**PROBLEM DESCRIPTION:**
Only a number is expected in reply: the count of lines below where the word "icon" occurs.

Segment Start: EXCERPTED DATA

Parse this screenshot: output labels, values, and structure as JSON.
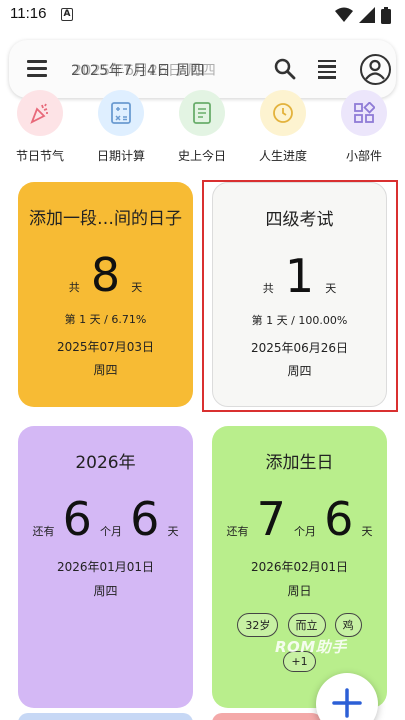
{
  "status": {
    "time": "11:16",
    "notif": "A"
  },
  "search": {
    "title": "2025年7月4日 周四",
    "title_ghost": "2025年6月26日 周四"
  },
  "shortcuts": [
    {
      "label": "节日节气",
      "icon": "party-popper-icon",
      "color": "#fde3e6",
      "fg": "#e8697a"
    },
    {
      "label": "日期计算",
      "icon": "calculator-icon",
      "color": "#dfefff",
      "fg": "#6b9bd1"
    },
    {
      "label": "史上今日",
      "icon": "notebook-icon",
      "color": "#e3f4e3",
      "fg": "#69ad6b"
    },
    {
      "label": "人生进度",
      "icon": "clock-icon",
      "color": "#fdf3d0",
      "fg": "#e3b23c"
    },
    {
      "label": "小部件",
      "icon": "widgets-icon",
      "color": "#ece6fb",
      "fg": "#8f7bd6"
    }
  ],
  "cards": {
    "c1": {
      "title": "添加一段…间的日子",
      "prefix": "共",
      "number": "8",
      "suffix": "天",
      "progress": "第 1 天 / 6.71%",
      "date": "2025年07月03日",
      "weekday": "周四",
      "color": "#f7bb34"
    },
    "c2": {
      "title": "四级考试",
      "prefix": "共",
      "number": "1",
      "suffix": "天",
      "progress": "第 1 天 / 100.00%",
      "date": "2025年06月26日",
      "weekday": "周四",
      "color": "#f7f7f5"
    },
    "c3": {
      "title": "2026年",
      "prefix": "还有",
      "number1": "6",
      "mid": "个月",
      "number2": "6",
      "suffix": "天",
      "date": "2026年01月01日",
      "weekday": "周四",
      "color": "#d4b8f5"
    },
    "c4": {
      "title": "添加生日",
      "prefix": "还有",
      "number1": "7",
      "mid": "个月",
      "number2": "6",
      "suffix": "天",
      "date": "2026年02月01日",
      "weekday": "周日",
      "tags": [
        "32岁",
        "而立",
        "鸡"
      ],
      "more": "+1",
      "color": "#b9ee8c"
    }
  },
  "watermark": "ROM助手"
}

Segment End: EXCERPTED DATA
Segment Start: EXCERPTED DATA

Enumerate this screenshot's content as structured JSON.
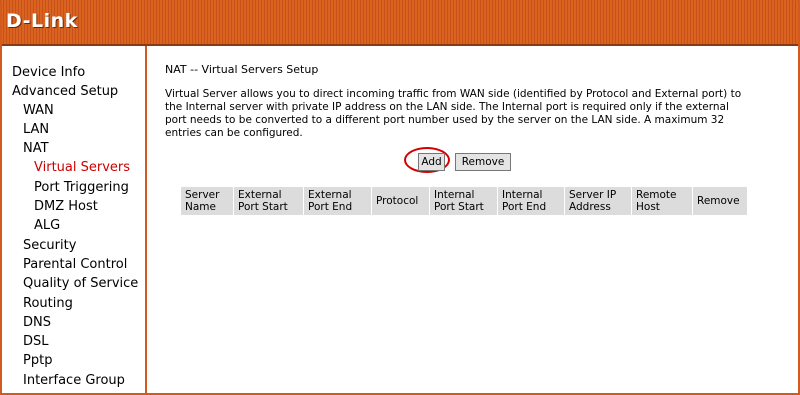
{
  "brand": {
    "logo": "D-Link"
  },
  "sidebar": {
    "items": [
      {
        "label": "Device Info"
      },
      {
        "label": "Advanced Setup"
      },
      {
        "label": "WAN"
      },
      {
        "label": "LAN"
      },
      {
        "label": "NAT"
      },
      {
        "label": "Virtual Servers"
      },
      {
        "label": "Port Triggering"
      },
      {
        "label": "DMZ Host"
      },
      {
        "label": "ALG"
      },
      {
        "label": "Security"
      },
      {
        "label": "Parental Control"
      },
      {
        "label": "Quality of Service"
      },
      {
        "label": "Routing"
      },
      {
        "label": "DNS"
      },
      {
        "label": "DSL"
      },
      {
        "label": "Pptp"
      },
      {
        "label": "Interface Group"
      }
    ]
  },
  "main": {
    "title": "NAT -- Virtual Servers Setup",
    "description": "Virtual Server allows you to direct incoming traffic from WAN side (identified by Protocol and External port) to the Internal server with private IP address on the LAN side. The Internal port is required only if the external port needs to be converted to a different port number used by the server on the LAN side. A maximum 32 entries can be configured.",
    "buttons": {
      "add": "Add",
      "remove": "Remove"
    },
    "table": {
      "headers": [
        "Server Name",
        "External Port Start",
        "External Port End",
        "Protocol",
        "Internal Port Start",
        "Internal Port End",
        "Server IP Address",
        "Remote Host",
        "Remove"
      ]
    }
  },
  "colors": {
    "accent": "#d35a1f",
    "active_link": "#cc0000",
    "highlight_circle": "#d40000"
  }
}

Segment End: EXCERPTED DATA

**RESPONSE AREA:**
5